The human digestive system plays a critical role in keeping out toxic and allergenic chemicals out of the bloodstream by a maintaining the “gut-blood barrier”. This barrier is composed mostly of intestinal epithelial cells and tight junction proteins that exist between them- along with a layer of protective glycoproteins called mucins. Disruptions of the “gut-blood barrier” can cause “leaky gut syndrome which can allow toxins and undigested allergenic proteins to enter the bloodstream. This leaky gut syndrome is believed to be related to many chronic diseases including asthma, chronic fatigue, food allergy/ intolerance, rheumatoid arthritis, inflammatory bowel disease, autism, dementia, and other autoimmune diseases (1). Eating probiotic bacteria and/or the fatty phospholipid lecithin has been associated with stronger gut barriers and lower levels of leaky gut related health symptoms (2).
Various studies have suggested that exposure to mycotoxins and/or the common intestinal fungi Candida are associated with significantly worse gut barrier function (3, 4). Common foodborne mycotoxins include deoxynivalenol (DON or vomittoxin), aflatoxins, ochratoxins, and zearalenone. Mycotoxins primarily damage the intestinal cells by causing DNA and oxidative damage (3). Mycotoxins can also damage the mucin barrier of the intestines. Gut mycotoxins can also reduce populations of beneficial bacteria like Lactobacillus (3).
Heavy intestinal Candida growth can also reduce gut barriers. Various leaky gut experimental models have shown that heavy Candida intestinal growth can stimulate IL-9 (Interleukin-9) and intestinal mucosa mast cells and cause leaky gut, inflammation, and diarrhea (4).
Much More Research on Candida and the Leaky Gut Syndrome is needed.

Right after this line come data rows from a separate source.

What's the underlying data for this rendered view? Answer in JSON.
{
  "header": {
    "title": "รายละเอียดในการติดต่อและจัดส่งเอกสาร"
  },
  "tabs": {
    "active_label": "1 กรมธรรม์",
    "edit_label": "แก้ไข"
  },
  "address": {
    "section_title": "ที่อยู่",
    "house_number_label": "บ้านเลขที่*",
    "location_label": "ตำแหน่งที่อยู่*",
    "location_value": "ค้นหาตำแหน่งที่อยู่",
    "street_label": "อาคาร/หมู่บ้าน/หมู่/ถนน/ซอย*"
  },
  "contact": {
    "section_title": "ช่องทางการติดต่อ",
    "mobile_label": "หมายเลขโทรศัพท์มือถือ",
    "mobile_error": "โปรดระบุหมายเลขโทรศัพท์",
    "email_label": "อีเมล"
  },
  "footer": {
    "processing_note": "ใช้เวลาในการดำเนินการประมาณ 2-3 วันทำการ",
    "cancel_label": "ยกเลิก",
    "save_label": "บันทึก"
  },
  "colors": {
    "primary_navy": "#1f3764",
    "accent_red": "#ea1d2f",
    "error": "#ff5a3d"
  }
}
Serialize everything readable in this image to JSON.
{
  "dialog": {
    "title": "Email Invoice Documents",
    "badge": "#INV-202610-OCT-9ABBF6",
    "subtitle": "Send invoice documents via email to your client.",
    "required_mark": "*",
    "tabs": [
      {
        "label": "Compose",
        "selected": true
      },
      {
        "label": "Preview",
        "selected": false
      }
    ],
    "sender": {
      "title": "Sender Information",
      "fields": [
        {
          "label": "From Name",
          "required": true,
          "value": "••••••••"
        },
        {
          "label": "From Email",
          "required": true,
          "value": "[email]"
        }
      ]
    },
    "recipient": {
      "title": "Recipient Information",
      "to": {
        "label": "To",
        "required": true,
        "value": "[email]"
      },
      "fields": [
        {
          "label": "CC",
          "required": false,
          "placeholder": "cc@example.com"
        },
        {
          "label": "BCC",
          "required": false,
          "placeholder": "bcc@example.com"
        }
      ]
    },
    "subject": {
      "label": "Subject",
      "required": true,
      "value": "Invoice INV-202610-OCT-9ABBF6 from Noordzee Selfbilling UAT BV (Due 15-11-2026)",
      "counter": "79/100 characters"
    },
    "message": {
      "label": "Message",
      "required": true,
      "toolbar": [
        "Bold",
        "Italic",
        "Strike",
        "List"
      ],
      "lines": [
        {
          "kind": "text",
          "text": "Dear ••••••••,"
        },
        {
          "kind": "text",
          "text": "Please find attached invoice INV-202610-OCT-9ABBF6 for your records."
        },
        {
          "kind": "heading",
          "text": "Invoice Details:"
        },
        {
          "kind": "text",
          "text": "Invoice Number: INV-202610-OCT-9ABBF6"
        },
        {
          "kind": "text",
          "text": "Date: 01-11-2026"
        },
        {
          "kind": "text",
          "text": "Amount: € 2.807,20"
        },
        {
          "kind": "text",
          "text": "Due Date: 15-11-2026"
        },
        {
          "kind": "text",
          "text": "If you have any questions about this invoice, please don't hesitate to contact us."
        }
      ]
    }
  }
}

1. Farshchi MK, Azad FJ, Salari R, Mirsadraee M, Anushiravani M. A Viewpoint on the Leaky Gut Syndrome to Treat Allergic Asthma: A Novel Opinion. Journal of evidence-based complementary & alternative medicine. 2017;22(3):378-80.
4. Renga G, Moretti S, Oikonomou V, Borghi M, Zelante T, Paolicelli G, et al. IL-9 and Mast Cells Are Key Players of Candida albicans Commensalism and Pathogenesis in the Gut. Cell reports. 2018;23(6):1767-78.